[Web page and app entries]
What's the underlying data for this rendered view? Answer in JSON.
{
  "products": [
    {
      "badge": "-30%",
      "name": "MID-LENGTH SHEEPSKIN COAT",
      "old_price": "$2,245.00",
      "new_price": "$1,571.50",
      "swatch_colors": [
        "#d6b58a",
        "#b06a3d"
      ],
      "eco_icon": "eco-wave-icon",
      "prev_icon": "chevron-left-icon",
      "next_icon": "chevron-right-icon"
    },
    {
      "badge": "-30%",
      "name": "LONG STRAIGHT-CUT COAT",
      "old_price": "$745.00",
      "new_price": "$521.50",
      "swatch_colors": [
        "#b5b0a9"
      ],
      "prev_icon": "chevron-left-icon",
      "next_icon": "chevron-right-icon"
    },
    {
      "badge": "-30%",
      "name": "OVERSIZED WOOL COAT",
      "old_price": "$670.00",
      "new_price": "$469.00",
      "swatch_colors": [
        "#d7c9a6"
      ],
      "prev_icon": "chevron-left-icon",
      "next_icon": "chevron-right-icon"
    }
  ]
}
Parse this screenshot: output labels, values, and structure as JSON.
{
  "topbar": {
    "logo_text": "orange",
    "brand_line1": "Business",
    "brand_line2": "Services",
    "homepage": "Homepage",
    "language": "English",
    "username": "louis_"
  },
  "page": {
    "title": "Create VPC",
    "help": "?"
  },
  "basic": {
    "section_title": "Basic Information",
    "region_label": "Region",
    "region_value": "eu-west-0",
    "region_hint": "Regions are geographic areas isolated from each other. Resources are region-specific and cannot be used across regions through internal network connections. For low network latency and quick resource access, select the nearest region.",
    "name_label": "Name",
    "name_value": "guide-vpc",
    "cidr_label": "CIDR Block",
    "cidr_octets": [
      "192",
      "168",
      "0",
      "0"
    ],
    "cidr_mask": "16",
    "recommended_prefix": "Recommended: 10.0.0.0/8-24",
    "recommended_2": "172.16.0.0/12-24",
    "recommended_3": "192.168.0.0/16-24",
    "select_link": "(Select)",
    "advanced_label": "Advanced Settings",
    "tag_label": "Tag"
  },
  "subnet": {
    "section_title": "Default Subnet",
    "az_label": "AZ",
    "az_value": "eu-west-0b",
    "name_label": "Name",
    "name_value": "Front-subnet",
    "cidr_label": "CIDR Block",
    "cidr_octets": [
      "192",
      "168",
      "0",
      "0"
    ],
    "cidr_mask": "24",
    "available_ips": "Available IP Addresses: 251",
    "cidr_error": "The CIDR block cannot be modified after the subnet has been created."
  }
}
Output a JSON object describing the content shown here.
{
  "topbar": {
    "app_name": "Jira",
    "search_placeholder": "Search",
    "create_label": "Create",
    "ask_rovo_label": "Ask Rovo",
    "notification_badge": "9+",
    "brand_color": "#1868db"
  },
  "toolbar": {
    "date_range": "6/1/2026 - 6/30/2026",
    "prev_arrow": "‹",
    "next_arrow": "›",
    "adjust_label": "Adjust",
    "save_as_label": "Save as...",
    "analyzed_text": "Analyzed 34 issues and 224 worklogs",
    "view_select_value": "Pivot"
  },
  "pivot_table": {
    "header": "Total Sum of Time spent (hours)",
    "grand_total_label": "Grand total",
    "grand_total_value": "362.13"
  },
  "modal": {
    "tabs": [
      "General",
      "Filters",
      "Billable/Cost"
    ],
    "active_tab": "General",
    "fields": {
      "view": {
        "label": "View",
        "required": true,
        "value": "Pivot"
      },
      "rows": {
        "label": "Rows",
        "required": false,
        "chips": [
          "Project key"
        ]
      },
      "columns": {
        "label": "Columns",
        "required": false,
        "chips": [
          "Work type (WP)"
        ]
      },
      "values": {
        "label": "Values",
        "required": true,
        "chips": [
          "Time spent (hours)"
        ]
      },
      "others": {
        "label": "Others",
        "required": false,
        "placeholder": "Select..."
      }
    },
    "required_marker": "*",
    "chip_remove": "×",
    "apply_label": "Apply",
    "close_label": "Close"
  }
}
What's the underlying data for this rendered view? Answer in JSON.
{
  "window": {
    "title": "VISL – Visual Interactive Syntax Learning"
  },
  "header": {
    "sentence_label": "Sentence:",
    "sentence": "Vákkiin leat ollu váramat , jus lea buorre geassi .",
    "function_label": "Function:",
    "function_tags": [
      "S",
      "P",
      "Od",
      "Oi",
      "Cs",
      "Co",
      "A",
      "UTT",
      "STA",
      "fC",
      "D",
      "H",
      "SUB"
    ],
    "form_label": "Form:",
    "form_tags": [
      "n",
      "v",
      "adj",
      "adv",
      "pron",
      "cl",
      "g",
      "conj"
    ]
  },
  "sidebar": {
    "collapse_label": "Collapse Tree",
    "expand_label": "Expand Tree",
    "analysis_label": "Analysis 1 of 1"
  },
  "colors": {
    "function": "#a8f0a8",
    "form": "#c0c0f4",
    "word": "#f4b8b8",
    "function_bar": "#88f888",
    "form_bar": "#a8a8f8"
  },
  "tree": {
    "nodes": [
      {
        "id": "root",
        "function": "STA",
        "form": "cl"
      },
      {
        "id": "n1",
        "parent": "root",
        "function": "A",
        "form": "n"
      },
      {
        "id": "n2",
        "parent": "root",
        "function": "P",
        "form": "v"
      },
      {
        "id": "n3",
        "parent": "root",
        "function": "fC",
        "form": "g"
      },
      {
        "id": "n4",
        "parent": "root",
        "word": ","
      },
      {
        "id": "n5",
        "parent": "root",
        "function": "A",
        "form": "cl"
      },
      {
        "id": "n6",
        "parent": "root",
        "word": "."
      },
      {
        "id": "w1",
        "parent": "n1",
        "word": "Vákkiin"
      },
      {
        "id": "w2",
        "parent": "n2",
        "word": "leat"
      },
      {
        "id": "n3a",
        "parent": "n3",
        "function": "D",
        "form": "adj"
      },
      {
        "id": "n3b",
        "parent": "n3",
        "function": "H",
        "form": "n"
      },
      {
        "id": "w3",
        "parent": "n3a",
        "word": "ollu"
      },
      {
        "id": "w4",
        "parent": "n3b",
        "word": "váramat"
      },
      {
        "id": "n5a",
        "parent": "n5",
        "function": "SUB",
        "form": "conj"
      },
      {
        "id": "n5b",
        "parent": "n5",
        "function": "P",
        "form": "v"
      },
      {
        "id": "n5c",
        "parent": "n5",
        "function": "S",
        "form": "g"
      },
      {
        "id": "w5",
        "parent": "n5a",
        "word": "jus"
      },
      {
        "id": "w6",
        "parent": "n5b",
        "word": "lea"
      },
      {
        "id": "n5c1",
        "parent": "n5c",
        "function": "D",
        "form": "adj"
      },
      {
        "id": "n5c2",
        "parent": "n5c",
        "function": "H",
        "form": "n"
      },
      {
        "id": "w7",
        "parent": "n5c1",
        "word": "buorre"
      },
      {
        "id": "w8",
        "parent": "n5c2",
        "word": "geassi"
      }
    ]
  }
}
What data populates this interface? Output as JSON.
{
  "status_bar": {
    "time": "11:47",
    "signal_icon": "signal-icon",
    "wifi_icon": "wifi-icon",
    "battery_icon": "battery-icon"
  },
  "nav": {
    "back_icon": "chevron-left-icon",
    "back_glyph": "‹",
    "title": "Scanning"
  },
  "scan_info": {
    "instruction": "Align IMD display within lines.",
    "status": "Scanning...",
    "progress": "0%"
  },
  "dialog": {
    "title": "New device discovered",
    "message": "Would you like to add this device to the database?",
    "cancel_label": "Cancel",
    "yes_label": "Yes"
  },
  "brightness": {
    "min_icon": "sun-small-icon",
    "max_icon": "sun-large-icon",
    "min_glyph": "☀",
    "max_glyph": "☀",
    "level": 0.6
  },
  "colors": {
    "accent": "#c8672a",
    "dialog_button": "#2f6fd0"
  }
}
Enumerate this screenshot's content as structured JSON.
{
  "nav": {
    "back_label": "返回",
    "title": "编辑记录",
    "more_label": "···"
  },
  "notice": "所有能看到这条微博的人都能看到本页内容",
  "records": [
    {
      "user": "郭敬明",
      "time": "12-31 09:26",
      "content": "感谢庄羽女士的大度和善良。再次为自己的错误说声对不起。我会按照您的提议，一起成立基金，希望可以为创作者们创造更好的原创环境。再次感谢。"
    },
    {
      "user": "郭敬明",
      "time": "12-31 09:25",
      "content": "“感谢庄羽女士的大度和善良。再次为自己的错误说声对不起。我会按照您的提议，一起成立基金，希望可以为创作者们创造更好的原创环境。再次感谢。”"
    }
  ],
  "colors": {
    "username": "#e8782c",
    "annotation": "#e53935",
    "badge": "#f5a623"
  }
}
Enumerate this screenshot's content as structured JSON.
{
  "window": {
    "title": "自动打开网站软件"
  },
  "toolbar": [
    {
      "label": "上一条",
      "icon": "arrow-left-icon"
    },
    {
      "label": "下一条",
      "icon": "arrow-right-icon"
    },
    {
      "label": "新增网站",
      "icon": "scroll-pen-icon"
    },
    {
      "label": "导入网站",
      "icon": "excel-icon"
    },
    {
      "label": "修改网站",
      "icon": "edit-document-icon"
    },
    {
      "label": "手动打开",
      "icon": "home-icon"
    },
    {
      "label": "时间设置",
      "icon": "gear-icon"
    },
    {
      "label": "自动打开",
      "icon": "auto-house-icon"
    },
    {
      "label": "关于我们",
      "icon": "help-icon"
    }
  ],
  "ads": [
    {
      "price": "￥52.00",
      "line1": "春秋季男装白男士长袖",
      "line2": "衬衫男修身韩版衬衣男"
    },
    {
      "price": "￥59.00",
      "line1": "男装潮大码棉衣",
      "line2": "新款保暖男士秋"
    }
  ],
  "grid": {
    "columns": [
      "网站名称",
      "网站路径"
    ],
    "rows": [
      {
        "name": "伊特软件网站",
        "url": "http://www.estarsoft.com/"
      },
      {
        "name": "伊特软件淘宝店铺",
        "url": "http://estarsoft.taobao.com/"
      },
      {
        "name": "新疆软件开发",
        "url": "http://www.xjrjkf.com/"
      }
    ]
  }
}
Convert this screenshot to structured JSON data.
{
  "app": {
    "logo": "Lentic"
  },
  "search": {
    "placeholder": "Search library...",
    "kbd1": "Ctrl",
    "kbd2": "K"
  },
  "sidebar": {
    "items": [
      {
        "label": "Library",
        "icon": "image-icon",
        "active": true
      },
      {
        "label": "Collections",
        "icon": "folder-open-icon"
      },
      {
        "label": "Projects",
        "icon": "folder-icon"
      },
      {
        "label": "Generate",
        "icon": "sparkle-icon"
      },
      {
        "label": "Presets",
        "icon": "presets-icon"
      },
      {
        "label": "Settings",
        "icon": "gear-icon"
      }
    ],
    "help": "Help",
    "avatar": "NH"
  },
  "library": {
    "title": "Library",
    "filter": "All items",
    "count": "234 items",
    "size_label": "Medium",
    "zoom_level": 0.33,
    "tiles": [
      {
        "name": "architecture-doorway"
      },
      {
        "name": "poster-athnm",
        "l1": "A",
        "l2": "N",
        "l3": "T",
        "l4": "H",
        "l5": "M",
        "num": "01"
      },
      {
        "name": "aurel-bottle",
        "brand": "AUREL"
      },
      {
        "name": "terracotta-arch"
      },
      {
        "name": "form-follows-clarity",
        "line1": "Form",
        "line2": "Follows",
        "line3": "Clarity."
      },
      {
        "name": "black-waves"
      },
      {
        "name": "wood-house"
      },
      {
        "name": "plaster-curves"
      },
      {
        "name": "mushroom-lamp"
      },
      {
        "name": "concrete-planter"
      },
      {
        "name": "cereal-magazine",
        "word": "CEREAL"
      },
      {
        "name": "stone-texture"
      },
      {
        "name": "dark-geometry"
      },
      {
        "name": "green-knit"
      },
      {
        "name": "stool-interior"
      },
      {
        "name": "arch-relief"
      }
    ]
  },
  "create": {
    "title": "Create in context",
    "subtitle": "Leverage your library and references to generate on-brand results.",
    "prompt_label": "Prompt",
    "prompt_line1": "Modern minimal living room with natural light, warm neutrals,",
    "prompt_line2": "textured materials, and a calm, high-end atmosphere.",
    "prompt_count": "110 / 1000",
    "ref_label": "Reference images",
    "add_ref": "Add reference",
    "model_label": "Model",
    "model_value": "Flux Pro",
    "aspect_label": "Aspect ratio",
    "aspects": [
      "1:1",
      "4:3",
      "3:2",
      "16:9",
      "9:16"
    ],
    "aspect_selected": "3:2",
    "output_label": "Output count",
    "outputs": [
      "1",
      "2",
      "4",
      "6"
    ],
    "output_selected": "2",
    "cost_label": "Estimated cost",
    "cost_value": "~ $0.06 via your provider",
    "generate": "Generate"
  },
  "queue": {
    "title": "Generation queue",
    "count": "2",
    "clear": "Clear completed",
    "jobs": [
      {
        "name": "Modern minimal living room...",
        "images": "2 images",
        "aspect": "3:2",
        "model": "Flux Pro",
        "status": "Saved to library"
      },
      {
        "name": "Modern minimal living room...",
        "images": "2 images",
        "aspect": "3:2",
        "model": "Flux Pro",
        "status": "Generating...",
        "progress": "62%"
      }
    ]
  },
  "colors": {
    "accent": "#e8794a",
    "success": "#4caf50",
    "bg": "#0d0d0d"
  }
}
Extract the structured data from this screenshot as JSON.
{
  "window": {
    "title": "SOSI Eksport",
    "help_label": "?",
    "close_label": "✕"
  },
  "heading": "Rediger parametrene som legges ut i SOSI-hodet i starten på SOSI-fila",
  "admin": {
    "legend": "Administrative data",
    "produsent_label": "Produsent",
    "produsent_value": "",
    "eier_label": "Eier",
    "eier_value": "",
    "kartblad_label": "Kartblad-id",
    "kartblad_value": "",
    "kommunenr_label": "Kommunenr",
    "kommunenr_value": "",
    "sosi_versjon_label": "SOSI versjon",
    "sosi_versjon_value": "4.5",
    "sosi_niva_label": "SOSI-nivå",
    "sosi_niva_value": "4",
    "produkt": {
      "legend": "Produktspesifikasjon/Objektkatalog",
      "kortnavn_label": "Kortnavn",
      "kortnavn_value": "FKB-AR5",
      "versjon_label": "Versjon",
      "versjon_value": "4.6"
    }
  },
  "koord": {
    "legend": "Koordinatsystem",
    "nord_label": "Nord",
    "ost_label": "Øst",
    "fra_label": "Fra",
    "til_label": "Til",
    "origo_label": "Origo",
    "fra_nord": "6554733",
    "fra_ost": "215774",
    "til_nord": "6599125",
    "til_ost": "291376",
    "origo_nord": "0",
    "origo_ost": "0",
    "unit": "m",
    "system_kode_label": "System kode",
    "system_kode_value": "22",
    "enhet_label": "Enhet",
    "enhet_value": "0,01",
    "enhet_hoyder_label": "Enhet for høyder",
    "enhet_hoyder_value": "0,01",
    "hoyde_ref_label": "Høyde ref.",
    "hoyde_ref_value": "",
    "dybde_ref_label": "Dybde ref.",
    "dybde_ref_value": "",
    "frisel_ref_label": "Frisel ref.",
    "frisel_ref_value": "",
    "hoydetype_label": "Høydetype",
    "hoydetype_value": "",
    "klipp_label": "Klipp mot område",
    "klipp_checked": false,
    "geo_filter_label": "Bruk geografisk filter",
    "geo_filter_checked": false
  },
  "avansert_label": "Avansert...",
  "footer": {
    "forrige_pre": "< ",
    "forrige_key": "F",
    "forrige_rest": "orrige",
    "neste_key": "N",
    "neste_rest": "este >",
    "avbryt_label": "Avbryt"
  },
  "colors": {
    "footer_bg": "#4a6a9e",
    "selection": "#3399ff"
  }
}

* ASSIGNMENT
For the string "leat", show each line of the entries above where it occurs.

* RESULT
    "sentence": "Vákkiin leat ollu váramat , jus lea buorre geassi .",
        "word": "leat"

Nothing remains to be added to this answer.